New research on mice finds Huntington’s disease – a hereditary, progressive disorder involving death of nerve cells in the brain – may also concern defects in skeletal muscle tissue. The finding could lead to better treatments for improving motor function, and it may also offer biomarkers for monitoring the disease without having to examine the brain.
In a study of mice, researchers find evidence to suggest disruption in muscle maturation could also be a feature of Huntington’s disease.
The study – by researchers from Wright State University in Dayton, OH, and California State Polytechnic University in Pomona – is published in The Journal of General Physiology.
People with Huntington’s disease increasingly experience uncontrolled movements, poor coordination, muscle rigidity, emotional problems, and loss of cognition or ability to think. The most common form usually appears in a person’s 30s or 40s.
The disorder arises from a faulty gene that disrupts the DNA translation and subsequent production of the huntingtin protein, which in turn causes cell malfunction.
Scientists believe the thinking, mood, and behavioral features of Huntington’s disease arise from death of nerve cells in the striatum and cerebral cortex regions of the brain.

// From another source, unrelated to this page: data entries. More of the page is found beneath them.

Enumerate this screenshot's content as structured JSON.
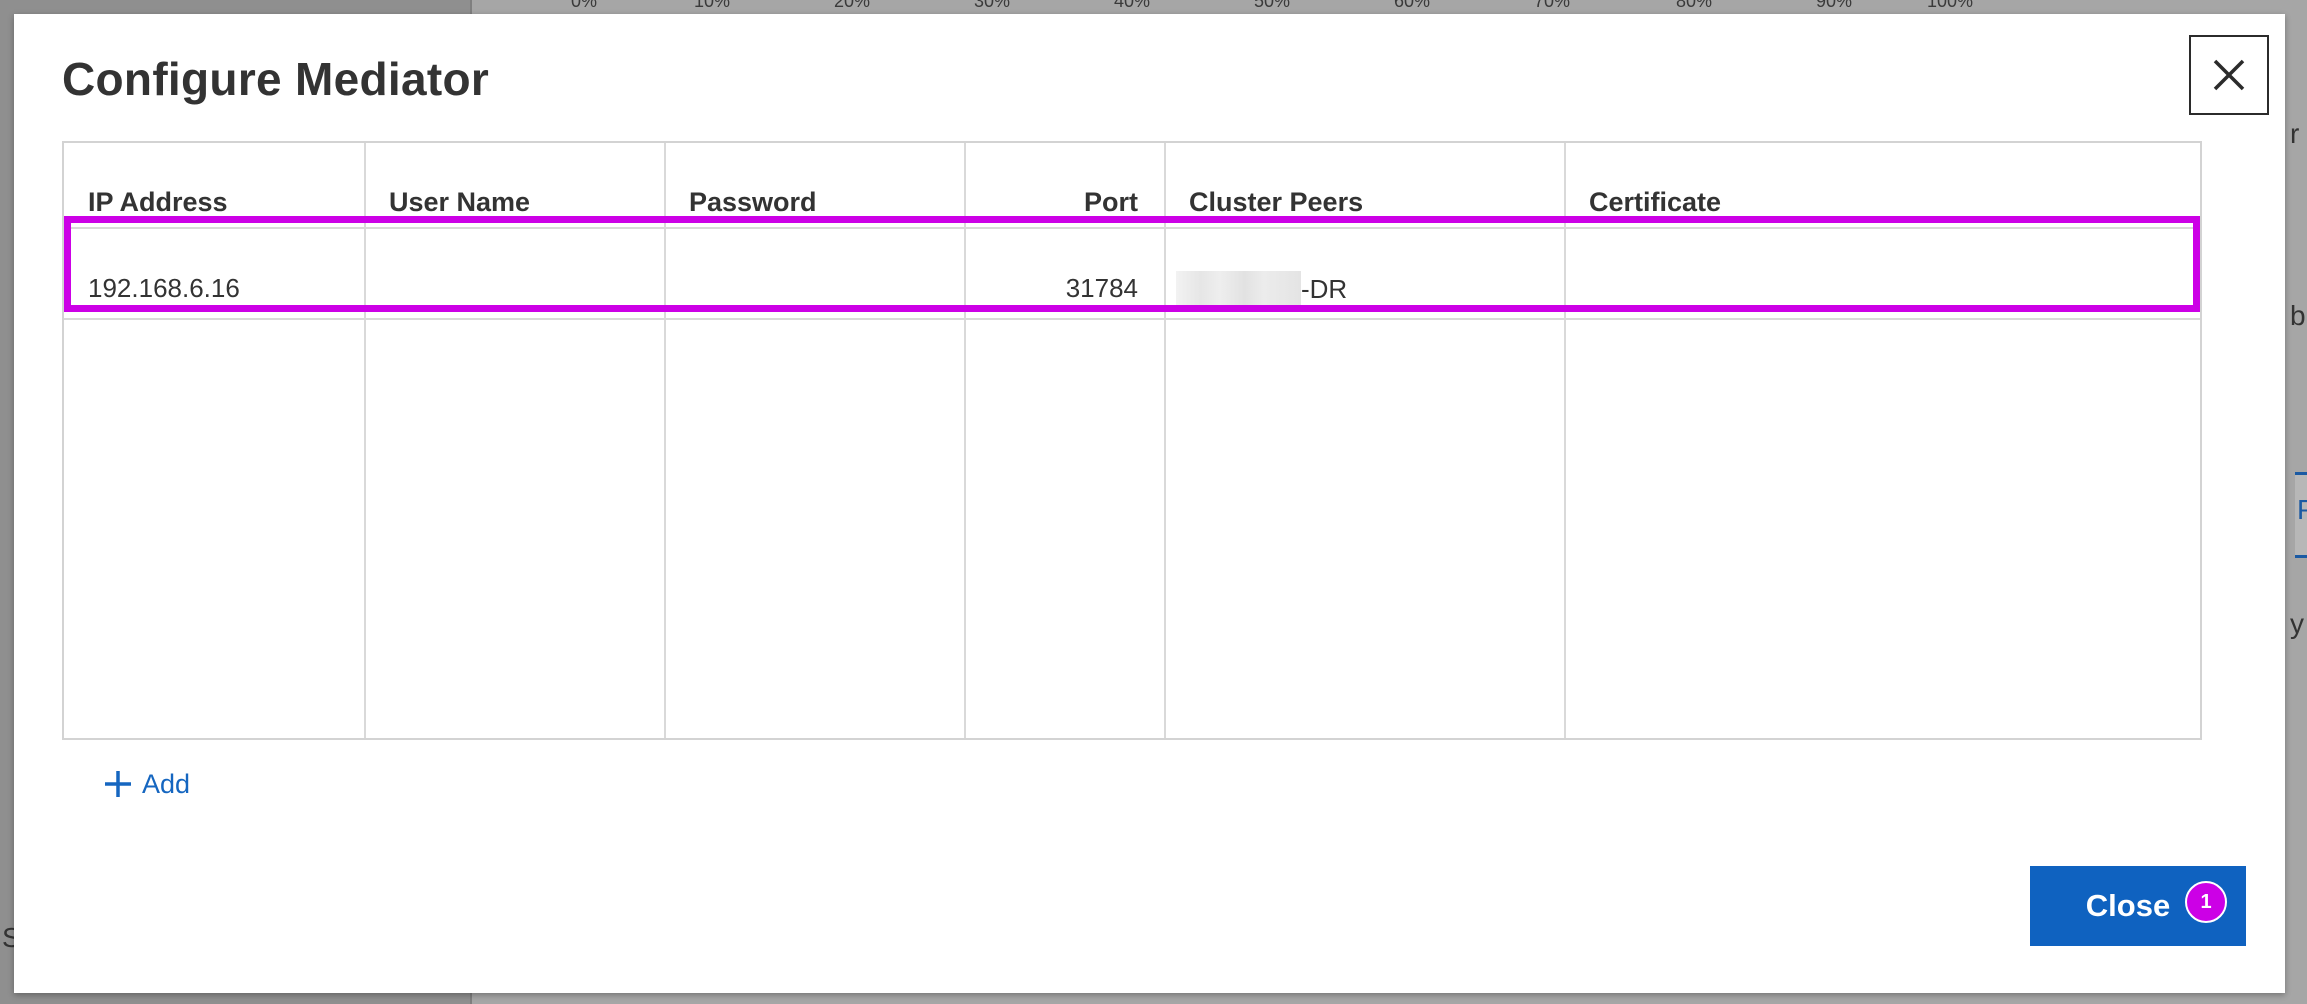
{
  "background": {
    "axis_ticks": [
      "0%",
      "10%",
      "20%",
      "30%",
      "40%",
      "50%",
      "60%",
      "70%",
      "80%",
      "90%",
      "100%"
    ],
    "right_fragments": [
      "r",
      "b",
      "P",
      "y"
    ],
    "left_fragment": "S"
  },
  "dialog": {
    "title": "Configure Mediator",
    "close_icon": "close-icon"
  },
  "table": {
    "columns": [
      "IP Address",
      "User Name",
      "Password",
      "Port",
      "Cluster Peers",
      "Certificate"
    ],
    "rows": [
      {
        "ip_address": "192.168.6.16",
        "user_name": "",
        "password": "",
        "port": "31784",
        "cluster_peers_suffix": "-DR",
        "certificate": ""
      }
    ]
  },
  "actions": {
    "add_label": "Add",
    "add_icon": "plus-icon",
    "close_label": "Close",
    "step_badge": "1"
  },
  "colors": {
    "accent": "#0f62c0",
    "highlight": "#cc00e6",
    "link": "#1566c0"
  }
}
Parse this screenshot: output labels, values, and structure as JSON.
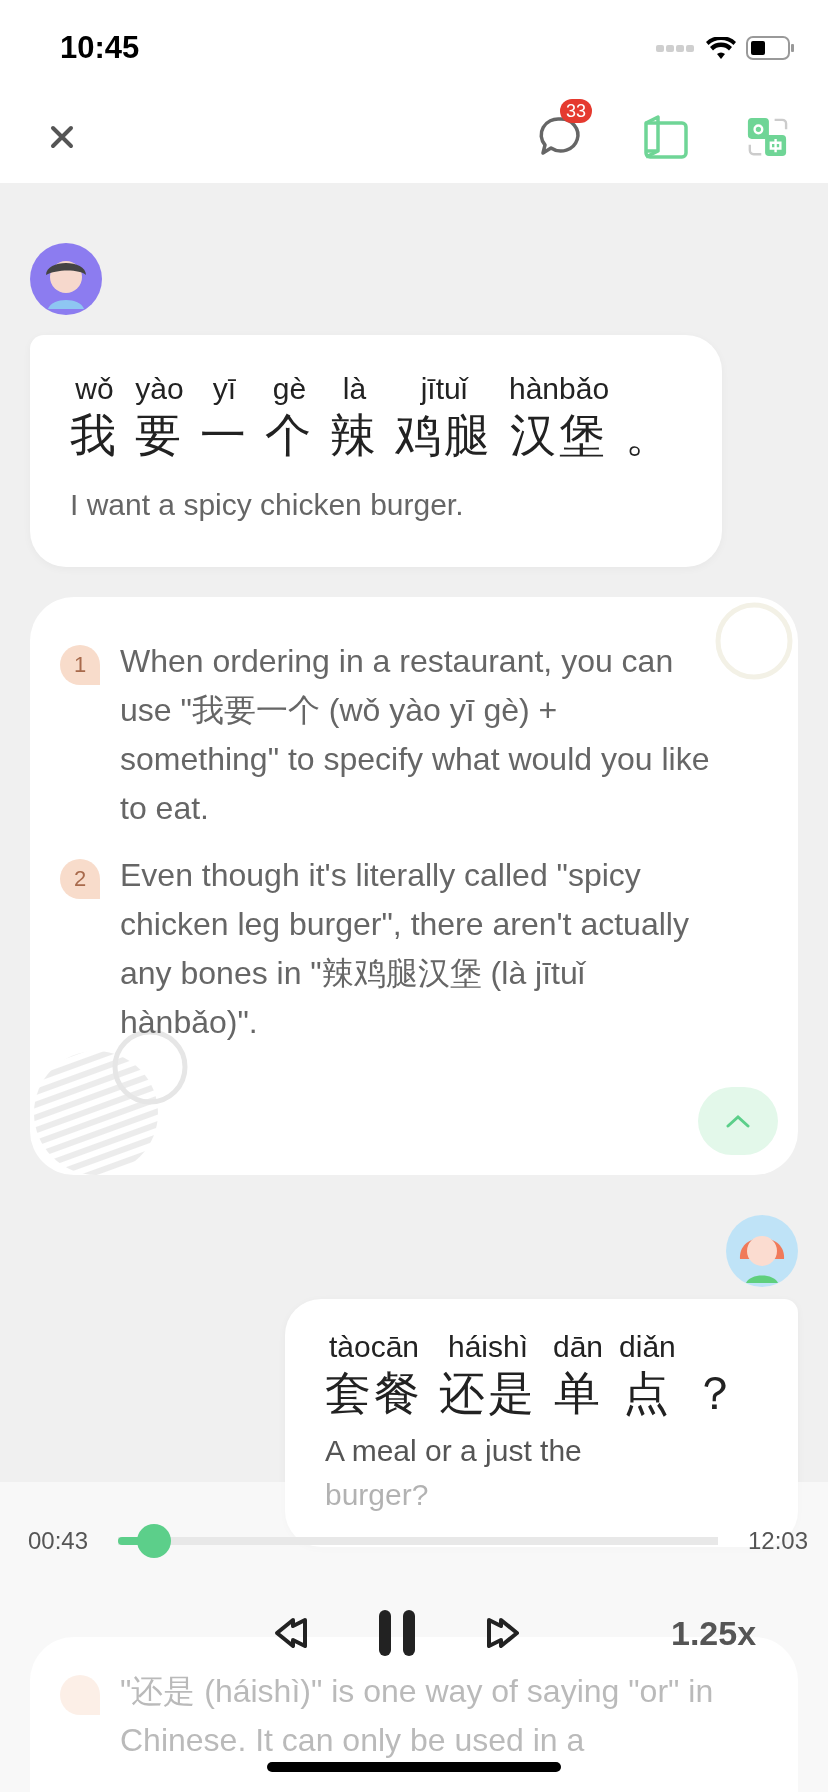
{
  "status_bar": {
    "time": "10:45"
  },
  "toolbar": {
    "badge": "33"
  },
  "messages": [
    {
      "kind": "left",
      "words": [
        {
          "pinyin": "wǒ",
          "hanzi": "我"
        },
        {
          "pinyin": "yào",
          "hanzi": "要"
        },
        {
          "pinyin": "yī",
          "hanzi": "一"
        },
        {
          "pinyin": "gè",
          "hanzi": "个"
        },
        {
          "pinyin": "là",
          "hanzi": "辣"
        },
        {
          "pinyin": "jītuǐ",
          "hanzi": "鸡腿"
        },
        {
          "pinyin": "hànbǎo",
          "hanzi": "汉堡"
        },
        {
          "hanzi": "。"
        }
      ],
      "translation": "I want a spicy chicken burger.",
      "notes": {
        "expanded": true,
        "items": [
          {
            "number": "1",
            "text": "When ordering in a restaurant, you can use \"我要一个 (wǒ yào yī gè) + something\" to specify what would you like to eat."
          },
          {
            "number": "2",
            "text": "Even though it's literally called \"spicy chicken leg burger\", there aren't actually any bones in \"辣鸡腿汉堡 (là jītuǐ hànbǎo)\"."
          }
        ]
      }
    },
    {
      "kind": "right",
      "words": [
        {
          "pinyin": "tàocān",
          "hanzi": "套餐"
        },
        {
          "pinyin": "háishì",
          "hanzi": "还是"
        },
        {
          "pinyin": "dān",
          "hanzi": "单"
        },
        {
          "pinyin": "diǎn",
          "hanzi": "点"
        },
        {
          "hanzi": "？"
        }
      ],
      "translation": "A meal or a just the burger?",
      "notes": {
        "items": [
          {
            "text": "\"还是 (háishì)\" is one way of saying \"or\" in Chinese. It can only be used in a"
          }
        ]
      }
    }
  ],
  "player": {
    "current": "00:43",
    "total": "12:03",
    "level": 0.06,
    "playing": true,
    "speed": "1.25x"
  }
}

However, there is speculation that some of the features that affect motor function – such as involuntary movements and muscle rigidity – could be a result of mutant huntingtin in skeletal muscle.
In previous work, the team behind the new study had found mice with an early-onset form of Huntington’s disease had defects in their skeletal muscles in the late stages of the disease. They noticed a reduction in function of a protein called ClC-1 that ferries chloride ions into cells.
The defect appeared to be faulty translation of the DNA code for making the ClC-1 protein. This could give rise to hyperexcitability of the muscles and offers a possible explanation for some of the physical movement symptoms of the disease.
Disruption in muscle maturation could be a feature
However, what was not clear from the previous work was whether the defect in protein code processing was just a result of the death of nerve cells controlling the skeletal muscle or whether it arose during onset and progression of the disease.
Fast facts about Huntington’s
- A less common form of Huntington’s disease – the juvenile form – begins in childhood or adolescence
- The disease affects 3-7 per 100,000 people of European ancestry
- It appears to be less common in other groups, such as people of Japanese, Chinese, and African descent.
Learn more about Huntington’s
For their new study, the team looked at what happened in the translation of the DNA code for making the ClC-1 protein during onset and progression of Huntington’s disease in mice engineered to develop it. They compared the results with what happens in healthy, wild-type mice (the controls).
The genetic information held in DNA is carried by molecules called messenger RNA to the machinery for making proteins that make cells work. The researchers were interested in what happens to the messenger RNA that carries the code for ClC-1 protein.
They found a defect in the encoding of messenger RNA for ClC-1 protein in both Huntington’s and control mice when the animals were young. However, as they aged, the defect corrected itself to produce functional ClC-1 only in the healthy mice.
The finding suggests disruption in muscle maturation could be a feature of Huntington’s disease – in mice at least.
On further examination, the team found the Huntington’s mice expressed a form of myosin – a motor protein that is normally only found in the muscle of newborn mice. They also found evidence of this in mice with adult-onset Huntington’s disease.
“Our results support the idea that HD [Huntington’s disease] is a myopathy as well as a neurodegenerative disease and may provide a new opportunity to improve patient care by targeting skeletal muscle tissue.”
Senior author Dr. Andrew A. Voss, Wright State University
The researchers also believe the findings offer a way to use biomarkers of skeletal muscle defects to track progress of the disease without having to examine brain tissue in patients.
Learn how Huntington’s risk genes are more common than previously thought.